Extracted data
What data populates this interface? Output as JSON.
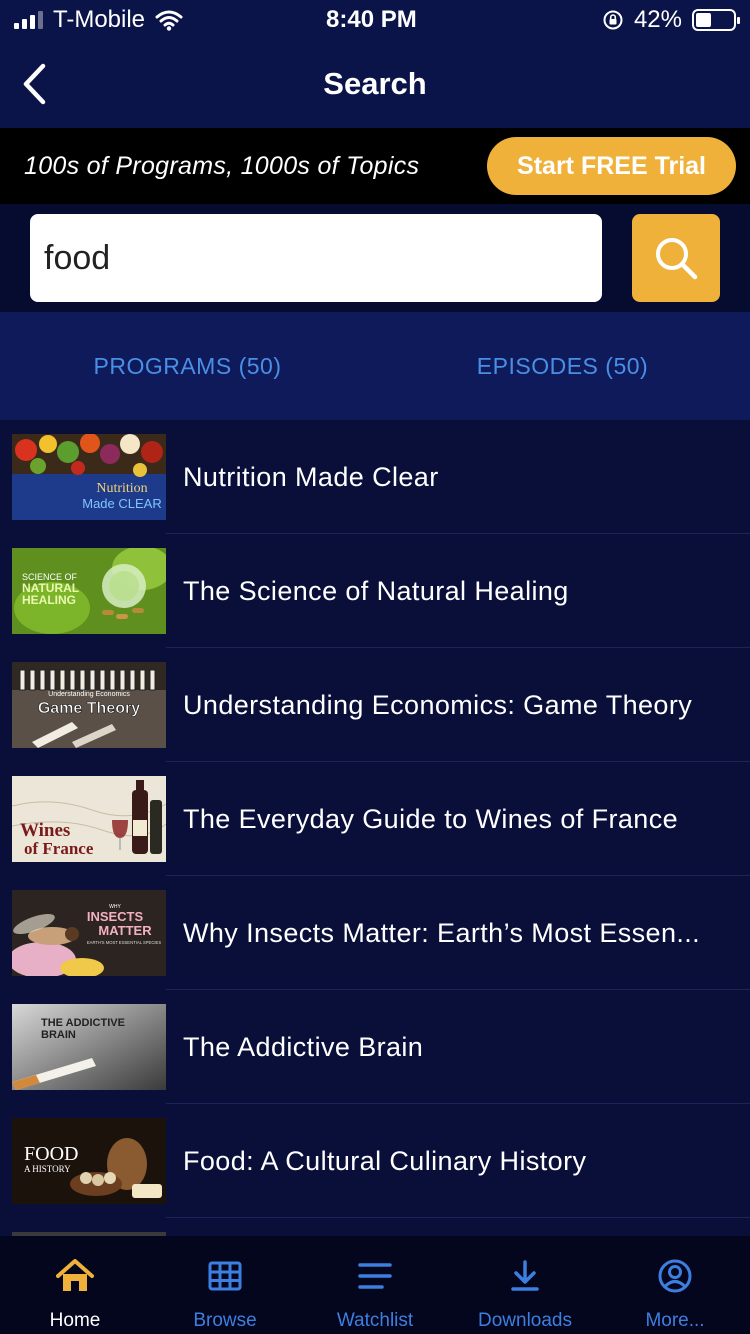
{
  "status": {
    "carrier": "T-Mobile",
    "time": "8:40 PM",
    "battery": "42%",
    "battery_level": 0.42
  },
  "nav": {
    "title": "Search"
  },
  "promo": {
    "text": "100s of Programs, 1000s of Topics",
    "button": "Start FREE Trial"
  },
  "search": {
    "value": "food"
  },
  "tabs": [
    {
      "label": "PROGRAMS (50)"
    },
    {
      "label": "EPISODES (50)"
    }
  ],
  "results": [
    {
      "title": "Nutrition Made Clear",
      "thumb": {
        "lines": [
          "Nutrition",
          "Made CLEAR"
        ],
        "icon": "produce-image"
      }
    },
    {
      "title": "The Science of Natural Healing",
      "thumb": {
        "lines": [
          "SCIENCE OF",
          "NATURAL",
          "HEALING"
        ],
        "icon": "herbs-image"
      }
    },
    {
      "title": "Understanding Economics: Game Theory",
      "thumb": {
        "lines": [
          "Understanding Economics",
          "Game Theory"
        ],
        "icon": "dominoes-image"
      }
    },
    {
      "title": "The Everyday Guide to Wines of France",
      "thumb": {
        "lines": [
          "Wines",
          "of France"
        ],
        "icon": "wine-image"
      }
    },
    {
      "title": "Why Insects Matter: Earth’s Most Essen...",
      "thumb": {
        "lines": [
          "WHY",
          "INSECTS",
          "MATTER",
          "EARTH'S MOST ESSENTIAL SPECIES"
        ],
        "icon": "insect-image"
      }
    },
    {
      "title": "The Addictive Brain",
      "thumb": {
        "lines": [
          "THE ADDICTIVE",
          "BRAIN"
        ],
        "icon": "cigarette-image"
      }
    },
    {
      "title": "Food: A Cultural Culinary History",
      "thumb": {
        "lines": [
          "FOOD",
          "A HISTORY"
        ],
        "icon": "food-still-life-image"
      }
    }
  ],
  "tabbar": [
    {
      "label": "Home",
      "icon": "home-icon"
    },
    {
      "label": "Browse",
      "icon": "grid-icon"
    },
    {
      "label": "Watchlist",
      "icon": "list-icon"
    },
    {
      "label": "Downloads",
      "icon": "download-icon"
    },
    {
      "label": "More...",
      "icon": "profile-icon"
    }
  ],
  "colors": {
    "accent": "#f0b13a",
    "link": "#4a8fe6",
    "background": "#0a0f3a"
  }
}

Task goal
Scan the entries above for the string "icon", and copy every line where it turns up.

Task response
        "icon": "produce-image"
        "icon": "herbs-image"
        "icon": "dominoes-image"
        "icon": "wine-image"
        "icon": "insect-image"
        "icon": "cigarette-image"
        "icon": "food-still-life-image"
      "icon": "home-icon"
      "icon": "grid-icon"
      "icon": "list-icon"
      "icon": "download-icon"
      "icon": "profile-icon"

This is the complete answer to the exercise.